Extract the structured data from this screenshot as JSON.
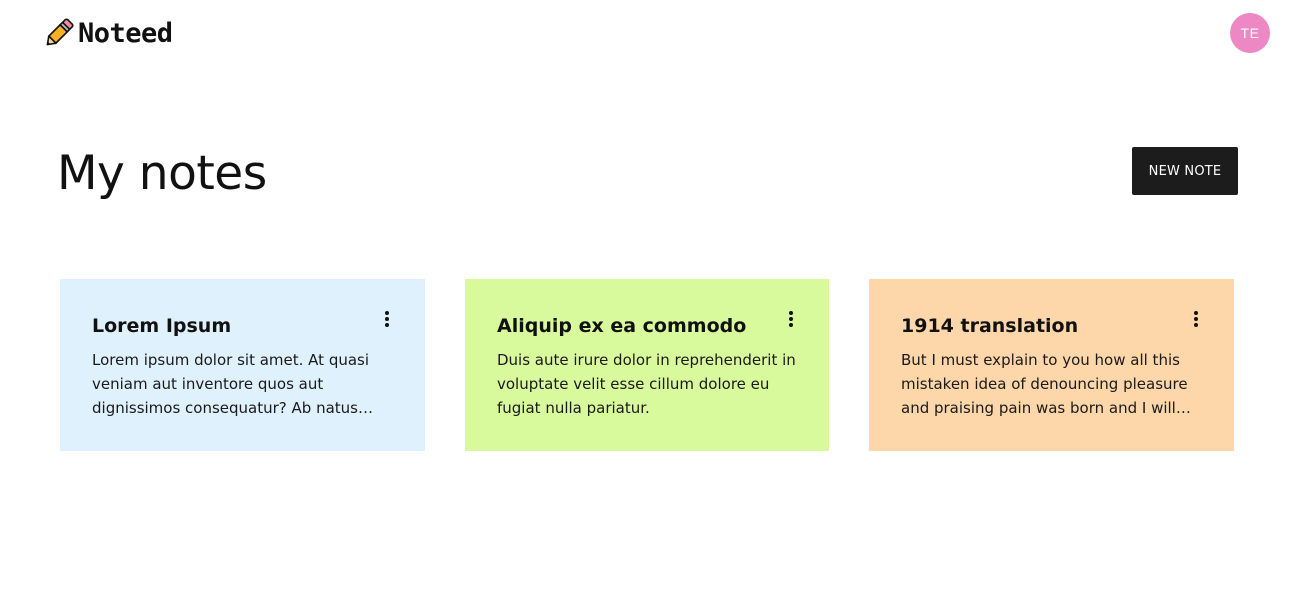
{
  "app": {
    "name": "Noteed",
    "logo_icon": "pencil-icon"
  },
  "user": {
    "initials": "TE",
    "avatar_color": "#ee88c4"
  },
  "page": {
    "title": "My notes",
    "new_note_label": "NEW NOTE"
  },
  "notes": [
    {
      "title": "Lorem Ipsum",
      "body": "Lorem ipsum dolor sit amet. At quasi veniam aut inventore quos aut dignissimos consequatur? Ab natus laborum et voluptatem quia.",
      "color": "#dff1fd",
      "menu_icon": "more-vertical-icon"
    },
    {
      "title": "Aliquip ex ea commodo",
      "body": "Duis aute irure dolor in reprehenderit in voluptate velit esse cillum dolore eu fugiat nulla pariatur.",
      "color": "#d9f99d",
      "menu_icon": "more-vertical-icon"
    },
    {
      "title": "1914 translation",
      "body": "But I must explain to you how all this mistaken idea of denouncing pleasure and praising pain was born and I will give you a complete account of the system.",
      "color": "#fdd6a9",
      "menu_icon": "more-vertical-icon"
    }
  ]
}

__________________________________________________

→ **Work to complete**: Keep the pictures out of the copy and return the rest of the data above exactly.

→ **Exercise result**:
Extract the structured data from this screenshot as JSON.
{
  "app": {
    "name": "Noteed",
    "logo_icon": "pencil-icon"
  },
  "user": {
    "initials": "TE",
    "avatar_color": "#ee88c4"
  },
  "page": {
    "title": "My notes",
    "new_note_label": "NEW NOTE"
  },
  "notes": [
    {
      "title": "Lorem Ipsum",
      "body": "Lorem ipsum dolor sit amet. At quasi veniam aut inventore quos aut dignissimos consequatur? Ab natus laborum et voluptatem quia.",
      "color": "#dff1fd",
      "menu_icon": "more-vertical-icon"
    },
    {
      "title": "Aliquip ex ea commodo",
      "body": "Duis aute irure dolor in reprehenderit in voluptate velit esse cillum dolore eu fugiat nulla pariatur.",
      "color": "#d9f99d",
      "menu_icon": "more-vertical-icon"
    },
    {
      "title": "1914 translation",
      "body": "But I must explain to you how all this mistaken idea of denouncing pleasure and praising pain was born and I will give you a complete account of the system.",
      "color": "#fdd6a9",
      "menu_icon": "more-vertical-icon"
    }
  ]
}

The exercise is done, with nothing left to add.